Extracted data: Begin

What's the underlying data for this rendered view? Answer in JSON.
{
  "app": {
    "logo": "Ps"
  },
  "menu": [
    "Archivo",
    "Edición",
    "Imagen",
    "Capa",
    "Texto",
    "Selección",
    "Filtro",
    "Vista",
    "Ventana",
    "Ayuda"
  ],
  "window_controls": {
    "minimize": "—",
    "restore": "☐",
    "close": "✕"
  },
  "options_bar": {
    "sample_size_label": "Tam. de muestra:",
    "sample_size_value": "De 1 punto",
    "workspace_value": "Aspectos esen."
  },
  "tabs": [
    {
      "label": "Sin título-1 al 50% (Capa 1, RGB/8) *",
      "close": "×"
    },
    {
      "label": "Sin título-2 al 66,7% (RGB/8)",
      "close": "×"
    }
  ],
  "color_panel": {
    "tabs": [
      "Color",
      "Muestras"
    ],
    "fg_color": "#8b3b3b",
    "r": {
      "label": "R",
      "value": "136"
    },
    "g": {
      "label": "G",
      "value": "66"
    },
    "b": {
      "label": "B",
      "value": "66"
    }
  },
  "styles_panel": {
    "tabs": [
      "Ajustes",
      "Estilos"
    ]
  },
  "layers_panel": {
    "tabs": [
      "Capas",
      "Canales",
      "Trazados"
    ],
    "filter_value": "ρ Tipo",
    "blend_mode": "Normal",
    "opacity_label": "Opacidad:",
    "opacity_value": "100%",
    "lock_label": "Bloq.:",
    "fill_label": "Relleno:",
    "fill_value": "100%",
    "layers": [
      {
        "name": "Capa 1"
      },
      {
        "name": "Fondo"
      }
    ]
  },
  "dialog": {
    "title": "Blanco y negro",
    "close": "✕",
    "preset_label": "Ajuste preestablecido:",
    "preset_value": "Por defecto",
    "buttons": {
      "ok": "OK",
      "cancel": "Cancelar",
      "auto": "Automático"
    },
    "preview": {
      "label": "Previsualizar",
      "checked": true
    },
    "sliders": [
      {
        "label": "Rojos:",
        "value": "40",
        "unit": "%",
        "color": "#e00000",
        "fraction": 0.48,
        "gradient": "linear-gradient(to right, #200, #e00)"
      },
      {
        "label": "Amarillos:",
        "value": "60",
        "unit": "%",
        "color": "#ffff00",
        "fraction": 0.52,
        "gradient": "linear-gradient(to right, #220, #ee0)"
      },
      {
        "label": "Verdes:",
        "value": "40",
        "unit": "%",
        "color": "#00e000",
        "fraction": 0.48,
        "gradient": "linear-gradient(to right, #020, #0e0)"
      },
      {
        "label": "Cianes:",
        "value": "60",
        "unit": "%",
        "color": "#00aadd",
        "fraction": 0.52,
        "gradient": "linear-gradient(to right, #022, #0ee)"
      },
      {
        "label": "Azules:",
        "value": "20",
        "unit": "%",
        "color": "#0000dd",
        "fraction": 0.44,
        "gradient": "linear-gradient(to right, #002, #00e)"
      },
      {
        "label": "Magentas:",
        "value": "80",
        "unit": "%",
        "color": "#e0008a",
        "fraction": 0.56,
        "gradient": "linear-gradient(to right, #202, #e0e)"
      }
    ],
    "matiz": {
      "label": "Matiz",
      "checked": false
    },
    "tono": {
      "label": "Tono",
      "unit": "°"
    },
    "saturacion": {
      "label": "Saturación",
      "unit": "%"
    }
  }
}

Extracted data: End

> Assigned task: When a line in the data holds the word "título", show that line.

> Answer box:
      "label": "Sin título-1 al 50% (Capa 1, RGB/8) *",
      "label": "Sin título-2 al 66,7% (RGB/8)",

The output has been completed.